Health-care expert suggests step-by-step
approach to health-care reform
The prescription for curing the nation’s ailing health-care system is to take reform one step at a time, says a health policy expert at Northern Arizona University.
Paul Dutton believes successful reforms will take years to implement, “but the politics of the matter aren’t permitting a parsing of reforms into sequential steps.”
Dutton is a professor of history and executive director of the university’s Interdisciplinary Health Policy Institute. He is working to educate the public about health-care issues so informed decisions, and progress, can be made.
“I believe that U.S. competitiveness in world markets and our standard of living will suffer irreparably if we don’t meet the health-care challenge, and quickly,” Dutton says. “We can’t afford another 15 years of dithering.”
Author of Differential Diagnoses, A Comparative History of Health Care Problems and Solutions in the United States and France, Dutton’s knowledge about health-care issues is being sought worldwide. He’s a regular on the radio talk-show circuit, gave the commencement address at Brenau University in Georgia last spring, and is the keynote speaker for the European Studies conference at Duke University in November.
He says the Germans and French are coming out of the recession faster than the United States in part because their taxpayers and employers spend only two-thirds as much as America on health care.
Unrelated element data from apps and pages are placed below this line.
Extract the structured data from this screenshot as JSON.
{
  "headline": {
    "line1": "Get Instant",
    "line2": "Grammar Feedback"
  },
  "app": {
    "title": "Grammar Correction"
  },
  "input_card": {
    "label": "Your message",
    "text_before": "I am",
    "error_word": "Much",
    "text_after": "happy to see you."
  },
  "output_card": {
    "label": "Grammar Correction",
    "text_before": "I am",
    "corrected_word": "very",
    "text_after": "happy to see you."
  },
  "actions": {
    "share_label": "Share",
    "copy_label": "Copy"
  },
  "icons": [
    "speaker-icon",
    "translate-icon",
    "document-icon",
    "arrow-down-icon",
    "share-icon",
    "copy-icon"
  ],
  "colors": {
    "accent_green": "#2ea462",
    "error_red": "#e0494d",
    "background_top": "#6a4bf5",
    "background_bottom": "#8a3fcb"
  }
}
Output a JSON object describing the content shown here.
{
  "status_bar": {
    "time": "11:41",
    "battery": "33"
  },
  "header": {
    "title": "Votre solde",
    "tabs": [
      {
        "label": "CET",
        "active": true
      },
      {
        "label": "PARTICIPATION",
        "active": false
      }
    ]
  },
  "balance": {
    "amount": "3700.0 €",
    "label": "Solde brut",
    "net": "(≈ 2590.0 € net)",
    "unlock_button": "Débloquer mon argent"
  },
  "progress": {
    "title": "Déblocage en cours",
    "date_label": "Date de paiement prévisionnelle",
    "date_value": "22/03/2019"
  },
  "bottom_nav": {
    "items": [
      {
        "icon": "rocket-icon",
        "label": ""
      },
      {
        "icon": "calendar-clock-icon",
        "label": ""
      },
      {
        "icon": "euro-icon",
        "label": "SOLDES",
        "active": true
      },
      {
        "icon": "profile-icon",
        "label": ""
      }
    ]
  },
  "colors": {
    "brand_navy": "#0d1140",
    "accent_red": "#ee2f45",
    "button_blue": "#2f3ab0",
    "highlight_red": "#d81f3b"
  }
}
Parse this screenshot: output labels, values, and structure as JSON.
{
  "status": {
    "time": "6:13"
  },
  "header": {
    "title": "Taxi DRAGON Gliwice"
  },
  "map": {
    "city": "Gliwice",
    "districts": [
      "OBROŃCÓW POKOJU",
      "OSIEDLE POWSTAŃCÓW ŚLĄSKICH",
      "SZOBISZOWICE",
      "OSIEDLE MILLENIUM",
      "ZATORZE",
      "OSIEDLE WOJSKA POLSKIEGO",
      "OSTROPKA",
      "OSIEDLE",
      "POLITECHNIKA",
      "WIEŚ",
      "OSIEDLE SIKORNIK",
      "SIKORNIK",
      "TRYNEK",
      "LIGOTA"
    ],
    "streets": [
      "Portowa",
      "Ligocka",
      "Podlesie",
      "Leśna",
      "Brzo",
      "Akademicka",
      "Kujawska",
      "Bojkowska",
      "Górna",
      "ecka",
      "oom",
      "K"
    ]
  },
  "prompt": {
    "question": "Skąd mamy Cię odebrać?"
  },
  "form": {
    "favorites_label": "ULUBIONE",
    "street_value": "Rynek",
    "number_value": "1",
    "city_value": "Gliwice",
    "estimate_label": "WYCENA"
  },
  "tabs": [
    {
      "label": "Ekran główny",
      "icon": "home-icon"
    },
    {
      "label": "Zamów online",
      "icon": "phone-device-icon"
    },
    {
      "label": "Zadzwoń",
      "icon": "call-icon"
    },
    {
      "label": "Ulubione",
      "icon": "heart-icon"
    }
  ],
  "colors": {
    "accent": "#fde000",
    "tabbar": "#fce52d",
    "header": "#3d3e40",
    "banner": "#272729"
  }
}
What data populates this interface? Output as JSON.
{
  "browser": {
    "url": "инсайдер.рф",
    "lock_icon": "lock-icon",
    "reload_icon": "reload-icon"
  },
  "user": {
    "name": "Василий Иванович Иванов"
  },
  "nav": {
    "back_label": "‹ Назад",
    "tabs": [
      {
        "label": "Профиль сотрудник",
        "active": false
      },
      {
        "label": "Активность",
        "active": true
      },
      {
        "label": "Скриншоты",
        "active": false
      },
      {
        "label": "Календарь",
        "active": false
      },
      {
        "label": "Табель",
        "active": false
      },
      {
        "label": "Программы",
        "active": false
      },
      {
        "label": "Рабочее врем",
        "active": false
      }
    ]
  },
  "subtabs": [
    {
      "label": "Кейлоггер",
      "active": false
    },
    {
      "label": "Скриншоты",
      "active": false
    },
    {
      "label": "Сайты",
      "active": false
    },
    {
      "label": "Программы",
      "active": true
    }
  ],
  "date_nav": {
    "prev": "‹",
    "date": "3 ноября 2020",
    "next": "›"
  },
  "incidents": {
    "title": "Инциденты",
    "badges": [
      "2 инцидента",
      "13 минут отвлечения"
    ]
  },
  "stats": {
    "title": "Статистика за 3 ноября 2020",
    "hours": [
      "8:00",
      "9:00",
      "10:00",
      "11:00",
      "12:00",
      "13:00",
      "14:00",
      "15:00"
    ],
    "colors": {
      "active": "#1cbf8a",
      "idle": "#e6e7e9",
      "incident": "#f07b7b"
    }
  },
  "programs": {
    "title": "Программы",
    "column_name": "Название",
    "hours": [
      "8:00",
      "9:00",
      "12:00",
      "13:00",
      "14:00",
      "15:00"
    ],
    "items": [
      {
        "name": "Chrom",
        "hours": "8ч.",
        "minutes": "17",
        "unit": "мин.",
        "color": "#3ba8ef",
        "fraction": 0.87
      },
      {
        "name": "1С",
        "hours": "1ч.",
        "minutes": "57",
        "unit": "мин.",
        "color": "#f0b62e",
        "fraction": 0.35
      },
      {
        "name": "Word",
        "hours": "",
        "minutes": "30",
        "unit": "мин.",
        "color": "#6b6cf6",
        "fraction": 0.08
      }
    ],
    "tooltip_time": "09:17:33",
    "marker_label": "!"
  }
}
“Meanwhile, we have a system in which between 25 and 45 percent of workers are ‘job locked’ for reasons related to health insurance. A very large proportion of the U.S. workforce will not leave current employment because the worker, or his or her dependant, has a pre-existing medical condition, and is fearful that the condition would be excluded from coverage under a new plan,” Dutton notes.
“A would-be Bill Gates might at this very moment be saying to herself, ‘I can’t afford the risk of starting my own company. I’ve got a kid with diabetes’. I wonder how many more Microsofts this country would have had by now—all the jobs, wealth creation, spin-off industries and innovation if it weren’t for this crazy health-care system we have.”
Dutton’s recent book points out what is working right with health care in France.
Dutton suggests in order to be successful, U.S. health care must address coverage, cost and quality, but the fact that they are interconnected make the politics of reform extremely complex.